Mountain biking at Utah ski resorts

Groomed, lift-served, scenic paths await bikers

Published: Thursday, July 21 2005 12:00 a.m. MDT

"Naildriver trail" while mountain biking at Deer Valley

Ravell Call, Deseret Morning News

Someone, somewhere in the not too distant past, had an idea: Why not offer mountain bikers the same advantages as skiers?

Those being, of course, lots of open country, a nice blend of terrain and trails, all in a scenic mountain setting, and, best of all, a ride uphill.

Oh, and when the riding is done, a chance to sit down, sip a soft drink, nibble on a sandwich and rest those tired legs.

Well, ski resorts took the suggestion to heart and today nearly a third of the country's 400 ski areas offer lift-served, restaurant-catered, staff-groomed trails to mountain bikers.

Here in Utah, seven of the 13 resorts are open to mountain bikers of all ages and ability levels.

One reason for the resorts' interest in mountain biking is the rapid growth. The number of off-road cycling enthusiasts has climbed from roughly 200,000 in 1983 to more than 10 million today.

A dozen years ago, resorts held races but chose to keep their lifts closed in the summer. Some offered scenic rides, but barred bikers.

Once one resort found it possible and profitable, others followed.

Here in Utah, Brian Head, Deer Valley, Snowbird and Solitude were among the first to lure mountain bikers to their lifts.

And, the consensus among the seven now serving bikers is that it's a big success.

One mountain bike magazine wrote of Brian Head that it was "one of the best, unique and most unusual mountain bike vacation resorts" in the country . . . and, indeed, it is.

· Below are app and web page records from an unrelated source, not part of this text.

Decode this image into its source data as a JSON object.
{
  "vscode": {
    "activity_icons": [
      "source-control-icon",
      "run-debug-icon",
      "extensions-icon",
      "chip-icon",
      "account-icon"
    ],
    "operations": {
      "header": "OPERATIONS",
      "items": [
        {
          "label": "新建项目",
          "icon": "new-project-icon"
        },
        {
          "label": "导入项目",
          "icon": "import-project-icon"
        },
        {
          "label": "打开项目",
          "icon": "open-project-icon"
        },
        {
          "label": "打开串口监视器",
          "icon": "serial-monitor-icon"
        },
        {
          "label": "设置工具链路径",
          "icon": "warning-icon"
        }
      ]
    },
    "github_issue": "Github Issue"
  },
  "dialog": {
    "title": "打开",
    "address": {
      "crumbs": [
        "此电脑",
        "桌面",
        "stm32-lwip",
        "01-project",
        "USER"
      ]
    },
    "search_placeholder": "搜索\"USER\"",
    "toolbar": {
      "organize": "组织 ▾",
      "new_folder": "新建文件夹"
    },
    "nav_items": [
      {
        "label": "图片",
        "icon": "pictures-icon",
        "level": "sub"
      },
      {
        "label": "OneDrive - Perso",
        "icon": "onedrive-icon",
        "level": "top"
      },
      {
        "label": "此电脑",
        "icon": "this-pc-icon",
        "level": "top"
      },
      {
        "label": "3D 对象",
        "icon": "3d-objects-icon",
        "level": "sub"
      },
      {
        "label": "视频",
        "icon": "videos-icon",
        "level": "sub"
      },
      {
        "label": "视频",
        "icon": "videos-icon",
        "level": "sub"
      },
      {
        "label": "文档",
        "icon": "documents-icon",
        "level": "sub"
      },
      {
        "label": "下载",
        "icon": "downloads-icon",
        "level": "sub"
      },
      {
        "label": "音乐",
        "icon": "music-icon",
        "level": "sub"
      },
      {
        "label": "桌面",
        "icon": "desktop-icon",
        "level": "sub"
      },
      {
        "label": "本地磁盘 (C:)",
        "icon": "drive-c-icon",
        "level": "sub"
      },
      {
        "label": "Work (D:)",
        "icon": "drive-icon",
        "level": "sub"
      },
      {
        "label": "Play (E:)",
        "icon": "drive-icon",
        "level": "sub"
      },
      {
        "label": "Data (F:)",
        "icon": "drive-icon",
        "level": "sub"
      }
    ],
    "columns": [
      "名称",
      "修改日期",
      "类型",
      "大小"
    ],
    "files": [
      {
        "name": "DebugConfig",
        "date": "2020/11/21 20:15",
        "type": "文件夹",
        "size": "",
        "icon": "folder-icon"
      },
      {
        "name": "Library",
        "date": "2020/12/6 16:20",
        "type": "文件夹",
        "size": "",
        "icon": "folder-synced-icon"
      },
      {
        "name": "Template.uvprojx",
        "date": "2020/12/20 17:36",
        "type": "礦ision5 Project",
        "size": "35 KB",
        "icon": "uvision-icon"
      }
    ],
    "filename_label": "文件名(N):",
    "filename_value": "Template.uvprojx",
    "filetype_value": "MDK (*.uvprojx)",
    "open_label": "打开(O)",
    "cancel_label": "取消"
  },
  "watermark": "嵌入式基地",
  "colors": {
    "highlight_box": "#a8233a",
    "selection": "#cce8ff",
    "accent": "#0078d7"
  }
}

Located at the base of 11,307-foot Brian Head Peak, it's all downhill. Resort literature claims its lifts offer access to more than 200 miles of single- and double-track trails winding through the resort and nearby forests.

Realizing what goes down, must also come up, at the end of most of the trails off the peak is a waiting vehicle with bike carrier and an idling engine.

There are also a number of trails on and around the ski runs. And, like ski runs, trails are marked according to difficulty.

One of the more popular trails begins at the peak, around 11,000 feet, and glides down to the shores of Panguitch Lake, 12 miles and about 3,000 feet lower.

Deer Valley was among the first resorts in the country to offer lift-served access to its mountain slopes in the summer.

It first turned on a lift in the summer of 1992.

Over the years it has consistently been rated among the top 10 destination mountain biking resorts in the country.

The resort now offers service from two lifts and onto more than 50 miles of trails that spider-web through the mountains. Hikers and bikers can choose to travel the existing road system that services the resort or follow narrow single-track routes through the trees, meadows and down mountain slopes.

Steve Graff, resort bike patrol manager, said that over the years there has been a steady increase in summer business, "and I would expect, with two lifts now running, which make access much easier, we'll see an increase this summer."

The resort also expanded its service programs, offering instruction, guide service, clinics, bike rentals and on-mountain safety patrol.

One of the more popular trails for the serious biker is the Mid-Mountain Trail, which is a stunning, scenic single-track trail that traverses Deer Valley, Park City Mountain Resort and The Canyons, connecting all three resorts and offering spectacular scenic vistas, lush forests and beautiful aspen groves.